With the Yankees in the playoffs and the Mets playing golf, I am reminded that, over the years, I’ve met people who are not from New York who just assume that all Mets fans are rooting for the Yankees in the playoffs. These same people would also, I imagine, assume that Yankee fans cheered on the Mets during the Mets’ glory years.  Even the Braves’ Chipper Jones once famously told Mets fans to go put on their Yankee gear after the Braves once again beat up the Mets back in the 1990s. Well, let me tell you — nothing could be further from the truth.  Yes, there are some people out there with dual loyalties, but they are few and far between.  For the most part, the twain absolutely does not meet.

Mets fans are a very different breed from Yankees fans.  We look at the world completely differently.  We don’t have the same sense of entitlement that Yankee fans do.  We have a sense of foreboding instead.  We live our lives waiting for the other shoe to drop.  If the Mets are winning by a score of 10-0, we don’t feel completely comfortable until the bases are empty and there are 2 outs in the 9th.  OK, maybe that’s an exaggeration, but not by much.

I remember reading Rick Reilly’s column in SI on this subject back in 2000 (right before the Mets and the Yankees met in the World Series).  Reilly is not a fan of anything related to New York, but I just love this column:

All in all, I’d say Mets fans seem to relish the honor of winning after years of sweat; of standing by their team because it’s their team, through feast and famine; of wearing their old, frayed Mets hats past all the bandwagons and Senate candidates in the crisp new hats of the easy team to root for, the soulless one, the corporate one.

He says what I’ve said all these years, that rooting for the Yankees doesn’t require an emotional investment.  You root for them and they win.  Period. End of story.  But being a Mets fan does require an emotional investment.  It also requires intestinal fortitude and a whole lot of patience.

So I did a Google search for anything else having to do with the differences between Mets fans and Yankee fans.  Here are some of the comments I found:

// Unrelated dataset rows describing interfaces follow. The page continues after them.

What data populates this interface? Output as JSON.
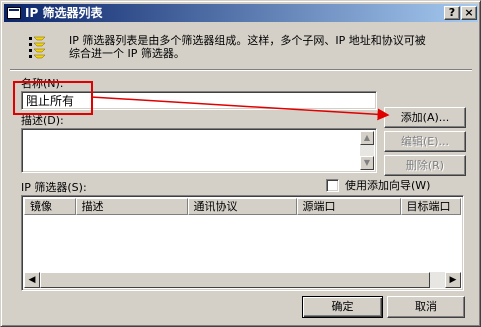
{
  "window": {
    "title": "IP 筛选器列表",
    "help_glyph": "?",
    "close_glyph": "×"
  },
  "header": {
    "description_line1": "IP 筛选器列表是由多个筛选器组成。这样，多个子网、IP 地址和协议可被",
    "description_line2": "综合进一个 IP 筛选器。"
  },
  "form": {
    "name_label": "名称(N):",
    "name_value": "阻止所有",
    "description_label": "描述(D):",
    "description_value": ""
  },
  "buttons": {
    "add": "添加(A)...",
    "edit": "编辑(E)...",
    "remove": "删除(R)",
    "ok": "确定",
    "cancel": "取消"
  },
  "filters": {
    "label": "IP 筛选器(S):",
    "use_wizard_label": "使用添加向导(W)",
    "use_wizard_checked": false,
    "columns": [
      "镜像",
      "描述",
      "通讯协议",
      "源端口",
      "目标端口"
    ],
    "rows": []
  },
  "annotation": {
    "highlight_color": "#e00000"
  }
}
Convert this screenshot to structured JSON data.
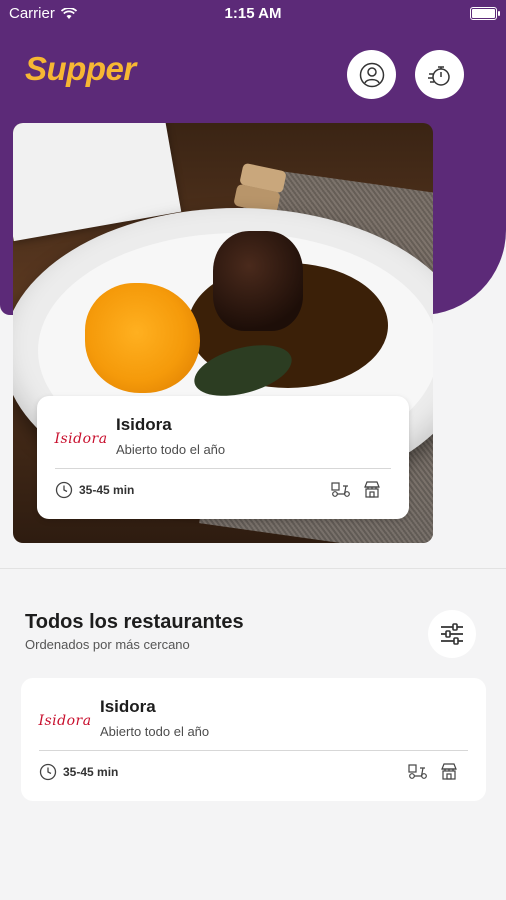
{
  "status_bar": {
    "carrier": "Carrier",
    "time": "1:15 AM"
  },
  "header": {
    "logo": "Supper"
  },
  "featured": {
    "brand_text": "Isidora",
    "name": "Isidora",
    "status": "Abierto todo el año",
    "time": "35-45 min"
  },
  "section": {
    "title": "Todos los restaurantes",
    "subtitle": "Ordenados por más cercano"
  },
  "restaurants": [
    {
      "brand_text": "Isidora",
      "name": "Isidora",
      "status": "Abierto todo el año",
      "time": "35-45 min"
    }
  ],
  "colors": {
    "primary": "#5c2a78",
    "logo": "#f7b733",
    "brand_red": "#c8102e"
  },
  "icons": {
    "profile": "user-icon",
    "orders": "stopwatch-icon",
    "filter": "sliders-icon",
    "delivery": "scooter-icon",
    "pickup": "store-icon",
    "time": "clock-icon"
  }
}
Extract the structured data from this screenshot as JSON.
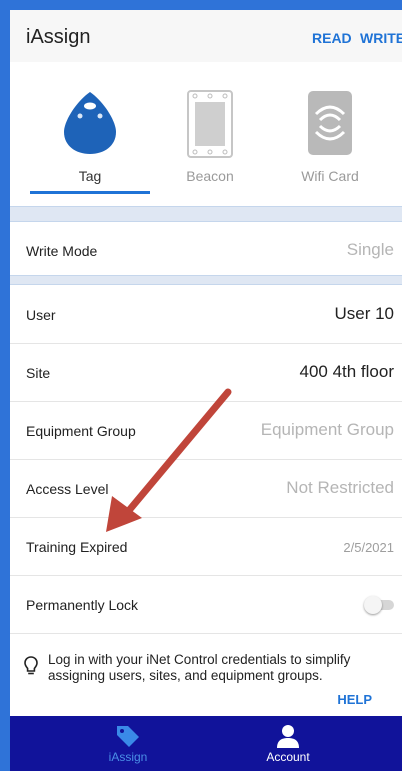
{
  "header": {
    "title": "iAssign",
    "read_label": "READ",
    "write_label": "WRITE"
  },
  "devices": [
    {
      "label": "Tag",
      "selected": true,
      "icon": "tag-icon"
    },
    {
      "label": "Beacon",
      "selected": false,
      "icon": "beacon-icon"
    },
    {
      "label": "Wifi Card",
      "selected": false,
      "icon": "wifi-card-icon"
    }
  ],
  "write_mode": {
    "label": "Write Mode",
    "value": "Single"
  },
  "fields": {
    "user": {
      "label": "User",
      "value": "User 10"
    },
    "site": {
      "label": "Site",
      "value": "400 4th floor"
    },
    "equipment_group": {
      "label": "Equipment Group",
      "value": "Equipment Group"
    },
    "access_level": {
      "label": "Access Level",
      "value": "Not Restricted"
    },
    "training_expired": {
      "label": "Training Expired",
      "value": "2/5/2021"
    },
    "permanently_lock": {
      "label": "Permanently Lock",
      "enabled": false
    }
  },
  "info": {
    "message": "Log in with your iNet Control credentials to simplify assigning users, sites, and equipment groups.",
    "help_label": "HELP",
    "icon": "lightbulb-icon"
  },
  "nav": [
    {
      "label": "iAssign",
      "icon": "tag-icon",
      "active": true
    },
    {
      "label": "Account",
      "icon": "account-icon",
      "active": false
    }
  ],
  "colors": {
    "accent": "#1f73d6",
    "nav_bg": "#11139a",
    "annotation_arrow": "#c0453a"
  }
}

Ask a New Yorker — The two NYC clubs have radically different profiles, and their fans do as well. It’s not as simple as rich team vs. poor team: convicted felon and Yankee owner George Steinbrenner is baseball’s biggest spender and biggest magnet for criticism of deep-pocketed, tsunami-tempered, media-hogging executives, but the Mets regularly have one of the game’s highest payrolls as well. The difference has more to do with history, personalities, and attitude.

The Wall Street Journal — Mets fans had the Yankees fans beat in one telling category: they seem to pay a lot more attention. Not only do they monitor their team’s progress more often and make more bets, they listen to substantially more sports radio (26% to 17%).

Mr. Dawkins, the Mets fan, had a ready explanation: You’d better pay attention, he said, because “you never know when they’re going to win.”

Brandweek — Yankees fans were four times more likely to fold toilet paper rather than crumple it vs. Mets fans, three times more likely to own a cushioned toilet seat and four times more likely to have “the thing in the toilet that makes the water blue.” Almost half (44%) of the Yankees fans have used a skeevy restroom at the Port Authority, compared with only 7% of Mets fans, who were three times more likely to wash their hands after using the bathroom.

All-time favorite Mets include such characters as Marvelous Marv Throneberry, Tug McGraw, Bobby Valentine, George “the Stork” Theodore and Turk Wendell.  Yankee fans don’t seem to appreciate characters or any sort of individuality at all.  George Steinbrenner was a man who didn’t allow facial hair on his players, except maybe for the occasional mustache.  And, speaking of mustaches, Don Mattingly (who will manage the Dodgers, a Mets “ancestor”, next year) is still hugely popular among Yankee fans.  He was a terrific player, but not much of a character.  Same with Derek Jeter.  He’s a fine player, but there’s nothing really memorable about him.

See what I mean?  We really are different.  I imagine Cubs/White Sox fans would understand, and maybe Giants/A’s or Dodgers/Angels fans would too, but people from cities with only one team don’t seem to get it.